I think the For an excellent writing resource, I recommend Elizabeth S. Craig’s site - She covers so much and as both an agented author and a self-published author, she’s seen it from every angle. She also founded the Writer’s Knowledge Base with thousands upon thousands of articles listed - search.

All of us in the Insecure Writer's Support Group know and appreciate its founder Alex J. Cavanaugh, a.k.a. the Ninja Captain.  He is a fan of all things science fiction, and his interests range from books and movies to music and games.  Alex has a Bachelor of Fine Arts degree and works in web design, graphics, and technical editing.  Alex is the author of Amazon bestsellers CassaStar, CassaFire, CassaStorm, and Dragon of the Stars. 

This year's Insecure Writer's Support Group anthology contest is open.
If you are an IWSG member in any of its Blogging, Facebook, Instagram, or Twitter groups, you are eligible to submit an entry. 

Here are the submission guidelines and rules:
Word count: 4500-6000

Genre: Science Fiction

Theme: Dark Matter

Submissions accepted: May 6 - September 2, 2020

How to enter:
Send your polished, formatted (double-spaced, no footers or headers), previously unpublished story to admin @ before the deadline passes. Please include your full contact details, your social links, and if you are part of the Blogging, Facebook, Instagram, or Twitter IWSG group.

The IWSG admins will create a shortlist of the best stories. The shortlist will then be sent to our official judges:  Dan Koboldt, Lynda R. Young, Colleen Oefelein, Damien Larkin, Ion Newcombe, Julie Gwinn, and David Powers King.

The winning stories will be edited and published by Dancing Lemur Press
imprint Freedom Fox Press next year in the IWSG anthology. Authors will
receive royalties on books sold, both print and eBook. The top story will
have the honor of giving the anthology its title. Please see their website for
general guidelines on the types of stories they publish.

Coming on Wednesday, July 15, 2020 . . .
I'm taking a break over the July 4th weekend,
so our next anthology post will be on Wednesday, July 15th.
Our participants will share their favorite writing craft books.

Till next time ~
Fundy Blue


Reviews of Voyagers: The Third Ghost:

As for the current anthology Voyagers,
Charles Kowalski ("Simon Grey and the
Yamamba") came across a great review
of the anthology:  "In case you haven't
seen it already, a glowing review of
Voyagers on BookBub came my way today.
The reviewer Toi Thomas loved all our stories,
with a special shout-out to Bish and Katharina.
Passing it along!"  BookBub  

1. Check out lots of reviews and ratings at Goodreads and Amazon.

2. Roland Clarke's Bookshelf Review at his website Writing Wings features Voyagers:  
The Third Ghost.

3. Erin Kahn at The Wood Between the Worlds   

4. Toi Thomas at BookBub

Interviews with Authors:

1. Yvonne Ventresca with Stacy Horan at The Bookshop at the End of the Internet

2.  Sherry Ellis with June McCrary Jacobs at Reading, Writing & Stitch-Metic 

3. Roland Clarke with Laura Wolfe at The Sustainable Writer

* * * * * * * * * *

You can order a copy of
VOYAGERS: The Third Ghost 
at the links below.

Print 9781939844729 $13.95
EBook 9781939844736 $4.99

Juvenile Fiction - Historical / Action & Adventure /
Fantasy & Magic


Alex J. Cavanaugh said...

Cool!

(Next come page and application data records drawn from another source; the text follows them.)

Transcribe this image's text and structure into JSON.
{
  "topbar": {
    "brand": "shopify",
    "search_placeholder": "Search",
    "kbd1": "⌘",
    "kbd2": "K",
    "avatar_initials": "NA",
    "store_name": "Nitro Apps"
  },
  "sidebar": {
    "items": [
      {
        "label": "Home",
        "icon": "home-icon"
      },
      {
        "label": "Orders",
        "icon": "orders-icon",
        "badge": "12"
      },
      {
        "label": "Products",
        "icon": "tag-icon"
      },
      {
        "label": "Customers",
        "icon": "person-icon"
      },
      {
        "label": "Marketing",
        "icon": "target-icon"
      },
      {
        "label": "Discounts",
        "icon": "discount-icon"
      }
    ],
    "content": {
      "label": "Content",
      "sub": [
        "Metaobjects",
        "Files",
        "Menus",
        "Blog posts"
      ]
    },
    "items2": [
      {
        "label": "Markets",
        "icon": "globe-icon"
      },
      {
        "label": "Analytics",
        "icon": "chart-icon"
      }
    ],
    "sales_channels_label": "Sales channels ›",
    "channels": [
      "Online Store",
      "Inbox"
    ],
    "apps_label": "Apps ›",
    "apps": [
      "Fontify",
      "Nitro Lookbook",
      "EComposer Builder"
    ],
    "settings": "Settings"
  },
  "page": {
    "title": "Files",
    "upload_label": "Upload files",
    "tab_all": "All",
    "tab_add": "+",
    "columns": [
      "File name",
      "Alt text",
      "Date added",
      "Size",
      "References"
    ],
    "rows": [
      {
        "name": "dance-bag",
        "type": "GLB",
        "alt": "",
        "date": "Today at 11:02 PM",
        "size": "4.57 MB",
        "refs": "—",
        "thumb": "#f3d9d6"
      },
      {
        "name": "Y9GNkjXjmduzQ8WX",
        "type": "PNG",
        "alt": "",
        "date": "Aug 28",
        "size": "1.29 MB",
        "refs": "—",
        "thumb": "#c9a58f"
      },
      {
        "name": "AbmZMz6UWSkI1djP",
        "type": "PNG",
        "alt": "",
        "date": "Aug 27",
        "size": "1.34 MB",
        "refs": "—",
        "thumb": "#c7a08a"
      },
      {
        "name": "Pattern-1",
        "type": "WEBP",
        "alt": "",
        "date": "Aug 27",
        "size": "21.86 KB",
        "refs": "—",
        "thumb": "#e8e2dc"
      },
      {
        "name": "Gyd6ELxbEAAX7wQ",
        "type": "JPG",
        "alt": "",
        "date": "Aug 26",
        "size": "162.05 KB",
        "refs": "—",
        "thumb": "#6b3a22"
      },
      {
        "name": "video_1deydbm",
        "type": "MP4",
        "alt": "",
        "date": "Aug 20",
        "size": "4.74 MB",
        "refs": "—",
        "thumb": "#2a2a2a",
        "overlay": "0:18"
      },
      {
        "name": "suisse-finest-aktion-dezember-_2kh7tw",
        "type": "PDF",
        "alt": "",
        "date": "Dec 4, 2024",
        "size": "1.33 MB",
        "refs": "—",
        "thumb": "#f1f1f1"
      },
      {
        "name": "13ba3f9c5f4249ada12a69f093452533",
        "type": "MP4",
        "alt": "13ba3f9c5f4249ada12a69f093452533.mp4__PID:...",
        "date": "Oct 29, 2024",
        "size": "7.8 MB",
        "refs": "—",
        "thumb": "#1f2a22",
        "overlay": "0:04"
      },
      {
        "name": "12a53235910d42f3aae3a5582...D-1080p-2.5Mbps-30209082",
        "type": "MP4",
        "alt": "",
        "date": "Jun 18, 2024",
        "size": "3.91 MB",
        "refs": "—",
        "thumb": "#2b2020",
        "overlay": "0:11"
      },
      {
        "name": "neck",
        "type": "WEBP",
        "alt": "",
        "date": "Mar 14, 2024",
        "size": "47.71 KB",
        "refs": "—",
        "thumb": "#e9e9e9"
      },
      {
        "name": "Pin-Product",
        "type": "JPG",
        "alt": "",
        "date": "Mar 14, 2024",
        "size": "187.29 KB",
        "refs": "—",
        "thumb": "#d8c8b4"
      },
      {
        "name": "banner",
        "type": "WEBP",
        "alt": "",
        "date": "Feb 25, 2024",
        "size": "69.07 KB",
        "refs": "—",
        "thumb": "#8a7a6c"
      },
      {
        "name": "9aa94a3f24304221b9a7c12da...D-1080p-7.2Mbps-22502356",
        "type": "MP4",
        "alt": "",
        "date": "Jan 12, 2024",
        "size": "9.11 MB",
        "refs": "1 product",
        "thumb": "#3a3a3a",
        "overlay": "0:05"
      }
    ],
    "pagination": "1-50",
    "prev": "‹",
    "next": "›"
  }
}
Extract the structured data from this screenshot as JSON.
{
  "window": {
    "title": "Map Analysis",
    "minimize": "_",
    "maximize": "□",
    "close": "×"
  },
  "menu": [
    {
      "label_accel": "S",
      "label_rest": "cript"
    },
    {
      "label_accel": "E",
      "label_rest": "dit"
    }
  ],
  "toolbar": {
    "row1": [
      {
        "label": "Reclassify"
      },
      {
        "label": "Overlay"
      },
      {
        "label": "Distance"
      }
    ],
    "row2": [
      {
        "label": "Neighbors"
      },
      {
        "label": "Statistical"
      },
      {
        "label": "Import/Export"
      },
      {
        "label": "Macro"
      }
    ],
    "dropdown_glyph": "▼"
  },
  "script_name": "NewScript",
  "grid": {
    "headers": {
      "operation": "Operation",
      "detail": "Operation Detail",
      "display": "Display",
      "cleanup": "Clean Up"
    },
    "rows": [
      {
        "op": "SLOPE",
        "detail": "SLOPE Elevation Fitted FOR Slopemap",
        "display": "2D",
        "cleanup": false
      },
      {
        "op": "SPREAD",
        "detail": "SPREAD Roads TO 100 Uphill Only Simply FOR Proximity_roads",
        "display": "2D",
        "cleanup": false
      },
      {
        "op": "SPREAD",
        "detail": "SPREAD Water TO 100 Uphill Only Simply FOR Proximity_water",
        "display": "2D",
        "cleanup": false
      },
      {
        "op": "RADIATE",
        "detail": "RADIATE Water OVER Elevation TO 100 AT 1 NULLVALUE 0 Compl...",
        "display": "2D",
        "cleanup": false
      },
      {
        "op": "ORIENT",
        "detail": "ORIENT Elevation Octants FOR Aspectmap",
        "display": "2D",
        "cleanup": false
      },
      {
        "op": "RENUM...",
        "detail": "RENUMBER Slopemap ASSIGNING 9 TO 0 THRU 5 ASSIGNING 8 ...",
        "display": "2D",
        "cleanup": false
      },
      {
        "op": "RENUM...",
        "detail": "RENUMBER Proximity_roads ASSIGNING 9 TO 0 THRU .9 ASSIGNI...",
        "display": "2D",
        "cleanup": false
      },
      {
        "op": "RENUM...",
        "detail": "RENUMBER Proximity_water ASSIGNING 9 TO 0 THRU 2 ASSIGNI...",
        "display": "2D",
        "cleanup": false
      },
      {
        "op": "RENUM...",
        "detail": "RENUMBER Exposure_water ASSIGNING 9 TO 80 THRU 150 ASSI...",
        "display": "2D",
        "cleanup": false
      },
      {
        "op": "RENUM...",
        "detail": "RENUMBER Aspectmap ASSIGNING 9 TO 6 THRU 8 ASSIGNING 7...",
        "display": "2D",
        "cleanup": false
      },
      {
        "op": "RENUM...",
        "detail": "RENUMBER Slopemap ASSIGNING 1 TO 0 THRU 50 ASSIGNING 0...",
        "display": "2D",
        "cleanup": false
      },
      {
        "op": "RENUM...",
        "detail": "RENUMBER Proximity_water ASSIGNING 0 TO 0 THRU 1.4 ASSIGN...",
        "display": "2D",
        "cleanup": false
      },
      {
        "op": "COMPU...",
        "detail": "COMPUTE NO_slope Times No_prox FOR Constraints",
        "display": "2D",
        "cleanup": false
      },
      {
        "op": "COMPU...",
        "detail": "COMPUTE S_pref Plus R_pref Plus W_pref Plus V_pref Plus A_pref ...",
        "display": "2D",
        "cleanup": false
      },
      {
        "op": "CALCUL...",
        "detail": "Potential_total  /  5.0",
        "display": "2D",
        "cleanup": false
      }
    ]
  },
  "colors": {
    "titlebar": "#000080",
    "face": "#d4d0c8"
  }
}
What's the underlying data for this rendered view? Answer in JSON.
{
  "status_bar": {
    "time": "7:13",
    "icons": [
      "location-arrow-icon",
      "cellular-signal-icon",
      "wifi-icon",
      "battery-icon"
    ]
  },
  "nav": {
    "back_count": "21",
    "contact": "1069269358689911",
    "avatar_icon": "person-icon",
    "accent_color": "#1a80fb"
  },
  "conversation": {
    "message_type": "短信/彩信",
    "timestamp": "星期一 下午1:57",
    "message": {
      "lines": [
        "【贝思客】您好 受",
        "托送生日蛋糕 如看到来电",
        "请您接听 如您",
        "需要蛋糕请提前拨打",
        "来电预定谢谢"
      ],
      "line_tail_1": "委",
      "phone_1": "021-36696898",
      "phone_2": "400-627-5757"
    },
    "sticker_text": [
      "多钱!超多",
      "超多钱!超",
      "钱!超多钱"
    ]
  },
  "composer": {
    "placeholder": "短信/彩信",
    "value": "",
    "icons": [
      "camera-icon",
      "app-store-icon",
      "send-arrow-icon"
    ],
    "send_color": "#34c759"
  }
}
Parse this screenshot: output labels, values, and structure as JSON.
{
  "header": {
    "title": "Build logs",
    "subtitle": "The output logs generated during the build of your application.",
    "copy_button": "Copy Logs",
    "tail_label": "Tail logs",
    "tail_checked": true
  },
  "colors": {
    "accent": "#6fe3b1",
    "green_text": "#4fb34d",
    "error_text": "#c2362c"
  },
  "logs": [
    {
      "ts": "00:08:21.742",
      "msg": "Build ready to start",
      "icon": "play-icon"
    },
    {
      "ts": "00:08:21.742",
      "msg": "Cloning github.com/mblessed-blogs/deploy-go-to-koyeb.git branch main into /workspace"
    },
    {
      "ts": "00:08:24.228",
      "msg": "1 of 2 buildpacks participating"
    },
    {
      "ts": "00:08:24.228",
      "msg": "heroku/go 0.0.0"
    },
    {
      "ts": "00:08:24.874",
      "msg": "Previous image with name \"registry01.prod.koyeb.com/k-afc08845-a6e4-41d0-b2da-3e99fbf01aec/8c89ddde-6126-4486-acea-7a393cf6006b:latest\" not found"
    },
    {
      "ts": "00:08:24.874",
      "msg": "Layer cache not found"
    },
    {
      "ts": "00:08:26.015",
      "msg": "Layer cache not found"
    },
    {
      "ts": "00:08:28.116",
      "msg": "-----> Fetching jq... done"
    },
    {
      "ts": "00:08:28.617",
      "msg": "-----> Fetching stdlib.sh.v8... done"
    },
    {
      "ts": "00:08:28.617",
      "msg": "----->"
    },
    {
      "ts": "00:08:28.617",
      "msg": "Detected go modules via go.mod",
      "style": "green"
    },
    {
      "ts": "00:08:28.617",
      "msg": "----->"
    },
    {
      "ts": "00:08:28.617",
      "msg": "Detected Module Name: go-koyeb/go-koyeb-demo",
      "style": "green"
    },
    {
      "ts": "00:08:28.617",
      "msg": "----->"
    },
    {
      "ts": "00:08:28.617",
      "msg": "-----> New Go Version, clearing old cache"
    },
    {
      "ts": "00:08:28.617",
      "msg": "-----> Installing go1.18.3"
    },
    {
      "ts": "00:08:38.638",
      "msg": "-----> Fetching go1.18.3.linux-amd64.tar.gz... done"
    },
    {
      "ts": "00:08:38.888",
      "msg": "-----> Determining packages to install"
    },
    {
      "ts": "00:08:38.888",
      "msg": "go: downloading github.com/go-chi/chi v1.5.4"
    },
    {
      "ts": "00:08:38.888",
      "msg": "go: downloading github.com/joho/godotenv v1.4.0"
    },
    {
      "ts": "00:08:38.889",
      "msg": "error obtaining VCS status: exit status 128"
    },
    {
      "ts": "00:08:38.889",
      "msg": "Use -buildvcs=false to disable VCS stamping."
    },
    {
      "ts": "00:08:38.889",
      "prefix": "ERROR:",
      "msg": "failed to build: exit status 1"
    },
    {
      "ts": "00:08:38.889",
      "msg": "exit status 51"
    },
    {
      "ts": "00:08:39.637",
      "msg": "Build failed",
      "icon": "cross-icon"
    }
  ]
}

More resources to add to the IWSG site.

Fundy Blue said...

Awesome, Alex! Happy IWSG Day!

Sherry Ellis said...

I'll have to check out some of the suggestions.

L. Diane Wolfe said...

I need to pass on that historical site to some of my authors.

Fundy Blue said...

Definitely, Sherry! Take care!

Fundy Blue said...

There are some great resources here! Take care!

Roland Clarke said...

Great selection again - off to dig deeper.

Fundy Blue said...

Hey, Roland! There is always more to learn!